### Task directions
Only a number is wanted here: the count of lines in the entries below that include the word "Milieu".

### Given information

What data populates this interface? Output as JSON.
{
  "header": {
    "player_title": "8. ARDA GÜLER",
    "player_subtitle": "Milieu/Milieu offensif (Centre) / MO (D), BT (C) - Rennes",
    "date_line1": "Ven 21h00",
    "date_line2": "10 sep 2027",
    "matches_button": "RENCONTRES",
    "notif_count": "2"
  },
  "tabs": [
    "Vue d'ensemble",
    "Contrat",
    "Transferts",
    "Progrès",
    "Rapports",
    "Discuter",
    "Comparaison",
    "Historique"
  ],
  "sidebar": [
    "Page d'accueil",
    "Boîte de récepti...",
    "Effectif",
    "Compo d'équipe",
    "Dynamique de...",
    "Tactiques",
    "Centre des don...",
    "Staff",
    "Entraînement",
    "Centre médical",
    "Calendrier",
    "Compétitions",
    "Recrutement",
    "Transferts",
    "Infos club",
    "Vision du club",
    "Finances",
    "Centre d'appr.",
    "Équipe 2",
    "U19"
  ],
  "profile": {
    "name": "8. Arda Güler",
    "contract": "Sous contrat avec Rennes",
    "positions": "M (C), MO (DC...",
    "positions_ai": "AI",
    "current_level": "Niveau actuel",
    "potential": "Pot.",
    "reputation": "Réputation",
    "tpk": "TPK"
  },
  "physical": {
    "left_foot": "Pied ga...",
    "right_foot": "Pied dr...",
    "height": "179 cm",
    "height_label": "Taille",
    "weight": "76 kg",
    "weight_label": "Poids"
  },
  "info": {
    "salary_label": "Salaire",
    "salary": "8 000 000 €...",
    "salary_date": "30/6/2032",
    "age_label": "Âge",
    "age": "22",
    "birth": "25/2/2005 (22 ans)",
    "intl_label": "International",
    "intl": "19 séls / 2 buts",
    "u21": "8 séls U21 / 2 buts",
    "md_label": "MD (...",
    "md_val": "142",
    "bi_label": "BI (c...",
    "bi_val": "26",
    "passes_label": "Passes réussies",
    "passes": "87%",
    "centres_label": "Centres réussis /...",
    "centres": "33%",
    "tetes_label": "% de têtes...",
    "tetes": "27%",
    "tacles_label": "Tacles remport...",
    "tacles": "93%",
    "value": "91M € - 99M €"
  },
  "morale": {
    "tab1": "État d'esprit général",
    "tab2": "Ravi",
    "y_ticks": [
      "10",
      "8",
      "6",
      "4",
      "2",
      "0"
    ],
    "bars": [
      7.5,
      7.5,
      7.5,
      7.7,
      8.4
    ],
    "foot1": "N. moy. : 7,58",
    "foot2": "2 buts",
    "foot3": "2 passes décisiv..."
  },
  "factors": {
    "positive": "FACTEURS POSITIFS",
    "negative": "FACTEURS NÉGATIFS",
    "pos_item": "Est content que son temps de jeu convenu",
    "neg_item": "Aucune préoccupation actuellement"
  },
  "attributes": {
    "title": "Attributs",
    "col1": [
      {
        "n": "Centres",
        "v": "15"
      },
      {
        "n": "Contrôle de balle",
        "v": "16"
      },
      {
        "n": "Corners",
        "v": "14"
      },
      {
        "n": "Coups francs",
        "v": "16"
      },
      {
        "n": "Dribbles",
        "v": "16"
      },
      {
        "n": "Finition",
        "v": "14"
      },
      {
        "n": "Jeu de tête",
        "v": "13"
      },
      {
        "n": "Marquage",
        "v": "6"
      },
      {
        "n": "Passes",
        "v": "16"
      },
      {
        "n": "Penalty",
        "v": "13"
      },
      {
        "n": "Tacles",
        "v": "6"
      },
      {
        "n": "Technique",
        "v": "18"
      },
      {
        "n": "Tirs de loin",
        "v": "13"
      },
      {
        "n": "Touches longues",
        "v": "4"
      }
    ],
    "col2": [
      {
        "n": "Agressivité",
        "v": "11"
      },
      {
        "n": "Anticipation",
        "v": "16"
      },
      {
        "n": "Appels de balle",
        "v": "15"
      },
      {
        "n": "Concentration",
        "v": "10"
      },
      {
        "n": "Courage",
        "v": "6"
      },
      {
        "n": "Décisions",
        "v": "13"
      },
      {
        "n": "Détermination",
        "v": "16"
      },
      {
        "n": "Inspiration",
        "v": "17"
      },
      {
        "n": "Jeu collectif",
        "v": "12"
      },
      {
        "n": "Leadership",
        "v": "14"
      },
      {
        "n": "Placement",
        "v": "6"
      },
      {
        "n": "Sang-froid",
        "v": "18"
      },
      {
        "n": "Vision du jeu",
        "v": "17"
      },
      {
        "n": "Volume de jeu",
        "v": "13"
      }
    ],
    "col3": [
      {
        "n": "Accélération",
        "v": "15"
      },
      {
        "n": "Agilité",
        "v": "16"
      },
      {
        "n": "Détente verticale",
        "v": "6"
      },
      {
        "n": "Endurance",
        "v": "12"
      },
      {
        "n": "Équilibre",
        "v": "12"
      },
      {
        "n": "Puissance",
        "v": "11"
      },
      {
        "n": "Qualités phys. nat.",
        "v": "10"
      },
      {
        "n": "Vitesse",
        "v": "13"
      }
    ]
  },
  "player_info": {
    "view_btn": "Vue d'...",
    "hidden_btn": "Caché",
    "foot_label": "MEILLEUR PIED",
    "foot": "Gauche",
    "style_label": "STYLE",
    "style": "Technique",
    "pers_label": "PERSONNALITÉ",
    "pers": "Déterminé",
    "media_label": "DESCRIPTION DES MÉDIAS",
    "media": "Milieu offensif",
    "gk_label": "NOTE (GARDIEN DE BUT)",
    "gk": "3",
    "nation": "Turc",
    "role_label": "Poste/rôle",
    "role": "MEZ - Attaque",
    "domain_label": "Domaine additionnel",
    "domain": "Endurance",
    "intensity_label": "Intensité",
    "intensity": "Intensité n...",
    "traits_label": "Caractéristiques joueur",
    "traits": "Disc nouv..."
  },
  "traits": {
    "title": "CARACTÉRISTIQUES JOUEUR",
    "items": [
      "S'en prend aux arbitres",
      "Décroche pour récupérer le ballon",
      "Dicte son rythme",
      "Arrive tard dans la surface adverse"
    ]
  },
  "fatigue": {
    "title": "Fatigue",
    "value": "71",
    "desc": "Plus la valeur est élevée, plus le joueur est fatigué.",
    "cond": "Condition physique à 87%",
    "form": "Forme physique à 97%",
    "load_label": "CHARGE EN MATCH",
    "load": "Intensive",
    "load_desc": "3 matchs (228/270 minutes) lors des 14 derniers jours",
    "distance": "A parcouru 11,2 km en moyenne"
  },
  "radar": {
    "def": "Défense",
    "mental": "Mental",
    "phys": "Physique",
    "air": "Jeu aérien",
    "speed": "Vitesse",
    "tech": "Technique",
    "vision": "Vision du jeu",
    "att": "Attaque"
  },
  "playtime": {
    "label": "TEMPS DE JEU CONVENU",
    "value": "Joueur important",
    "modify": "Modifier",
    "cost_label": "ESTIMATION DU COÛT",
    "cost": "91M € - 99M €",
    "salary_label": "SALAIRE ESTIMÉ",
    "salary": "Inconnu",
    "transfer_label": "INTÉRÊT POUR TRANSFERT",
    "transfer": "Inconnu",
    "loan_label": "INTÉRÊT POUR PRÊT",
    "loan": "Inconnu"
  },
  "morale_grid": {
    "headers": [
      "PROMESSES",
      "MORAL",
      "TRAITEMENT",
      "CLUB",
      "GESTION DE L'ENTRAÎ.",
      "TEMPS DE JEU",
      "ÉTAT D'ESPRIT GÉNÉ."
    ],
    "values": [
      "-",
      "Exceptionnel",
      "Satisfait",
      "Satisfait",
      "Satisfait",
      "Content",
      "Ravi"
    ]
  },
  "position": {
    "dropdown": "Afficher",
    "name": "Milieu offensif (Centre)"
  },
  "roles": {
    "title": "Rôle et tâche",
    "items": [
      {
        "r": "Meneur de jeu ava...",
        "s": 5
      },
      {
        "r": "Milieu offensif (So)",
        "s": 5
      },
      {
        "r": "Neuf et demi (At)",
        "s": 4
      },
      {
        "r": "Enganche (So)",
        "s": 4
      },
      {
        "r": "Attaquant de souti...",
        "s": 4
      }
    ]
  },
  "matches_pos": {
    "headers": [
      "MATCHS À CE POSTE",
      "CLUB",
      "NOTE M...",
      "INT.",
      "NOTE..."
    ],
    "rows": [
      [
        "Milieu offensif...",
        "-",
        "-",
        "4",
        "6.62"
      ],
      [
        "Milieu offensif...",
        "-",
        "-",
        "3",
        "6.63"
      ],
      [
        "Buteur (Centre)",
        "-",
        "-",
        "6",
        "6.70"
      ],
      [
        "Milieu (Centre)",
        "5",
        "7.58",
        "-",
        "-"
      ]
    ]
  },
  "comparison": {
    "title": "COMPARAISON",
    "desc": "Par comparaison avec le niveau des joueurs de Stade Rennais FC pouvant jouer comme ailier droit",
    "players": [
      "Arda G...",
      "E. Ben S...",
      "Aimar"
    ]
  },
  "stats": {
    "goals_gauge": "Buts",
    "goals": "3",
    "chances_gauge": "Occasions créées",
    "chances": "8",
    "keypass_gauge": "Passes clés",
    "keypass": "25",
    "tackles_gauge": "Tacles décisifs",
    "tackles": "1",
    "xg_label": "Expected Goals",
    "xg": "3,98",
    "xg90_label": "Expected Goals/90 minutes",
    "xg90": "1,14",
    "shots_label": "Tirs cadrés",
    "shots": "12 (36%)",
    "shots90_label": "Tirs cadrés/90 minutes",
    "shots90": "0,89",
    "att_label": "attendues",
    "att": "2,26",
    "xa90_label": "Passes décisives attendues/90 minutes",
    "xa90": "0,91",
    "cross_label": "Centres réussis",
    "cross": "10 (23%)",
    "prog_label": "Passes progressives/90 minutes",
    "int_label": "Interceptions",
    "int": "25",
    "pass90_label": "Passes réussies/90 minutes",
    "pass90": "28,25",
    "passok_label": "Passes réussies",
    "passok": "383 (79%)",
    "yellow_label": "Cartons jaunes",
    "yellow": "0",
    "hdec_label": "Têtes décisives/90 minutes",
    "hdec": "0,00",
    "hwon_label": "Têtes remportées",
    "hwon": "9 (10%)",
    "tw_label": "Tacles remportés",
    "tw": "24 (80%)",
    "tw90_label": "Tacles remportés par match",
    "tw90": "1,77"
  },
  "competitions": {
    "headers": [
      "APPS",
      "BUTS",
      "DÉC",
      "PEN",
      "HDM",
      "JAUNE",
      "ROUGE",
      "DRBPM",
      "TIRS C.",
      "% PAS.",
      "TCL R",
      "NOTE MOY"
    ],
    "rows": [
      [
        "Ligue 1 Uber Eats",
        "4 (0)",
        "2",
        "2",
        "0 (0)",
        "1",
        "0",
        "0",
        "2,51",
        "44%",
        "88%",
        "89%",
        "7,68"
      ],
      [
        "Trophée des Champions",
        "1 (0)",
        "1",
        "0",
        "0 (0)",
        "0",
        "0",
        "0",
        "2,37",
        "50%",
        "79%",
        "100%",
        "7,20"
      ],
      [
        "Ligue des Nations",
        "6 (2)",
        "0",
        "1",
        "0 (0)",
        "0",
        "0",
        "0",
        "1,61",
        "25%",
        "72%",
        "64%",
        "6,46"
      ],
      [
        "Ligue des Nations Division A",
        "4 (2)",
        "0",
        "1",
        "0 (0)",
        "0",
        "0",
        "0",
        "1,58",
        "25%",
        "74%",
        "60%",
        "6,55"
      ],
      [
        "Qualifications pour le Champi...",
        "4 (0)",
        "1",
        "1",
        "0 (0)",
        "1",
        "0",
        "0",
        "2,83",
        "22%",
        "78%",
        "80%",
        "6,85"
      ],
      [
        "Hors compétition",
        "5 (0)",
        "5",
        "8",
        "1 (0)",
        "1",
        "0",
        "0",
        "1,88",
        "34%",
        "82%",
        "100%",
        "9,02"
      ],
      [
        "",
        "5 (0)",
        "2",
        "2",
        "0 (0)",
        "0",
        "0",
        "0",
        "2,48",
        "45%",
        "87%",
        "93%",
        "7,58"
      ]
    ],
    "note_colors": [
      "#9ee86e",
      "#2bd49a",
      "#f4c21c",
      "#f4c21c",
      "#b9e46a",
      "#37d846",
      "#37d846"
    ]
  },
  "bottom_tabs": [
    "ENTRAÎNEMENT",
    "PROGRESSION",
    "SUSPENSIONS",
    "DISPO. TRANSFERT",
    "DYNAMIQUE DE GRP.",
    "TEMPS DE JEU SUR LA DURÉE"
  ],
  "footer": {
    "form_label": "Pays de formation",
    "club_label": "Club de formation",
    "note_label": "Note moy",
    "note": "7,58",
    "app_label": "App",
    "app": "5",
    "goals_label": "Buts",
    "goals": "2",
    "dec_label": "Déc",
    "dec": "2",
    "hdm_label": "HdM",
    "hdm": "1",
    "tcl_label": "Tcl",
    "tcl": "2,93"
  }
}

### Your solution
7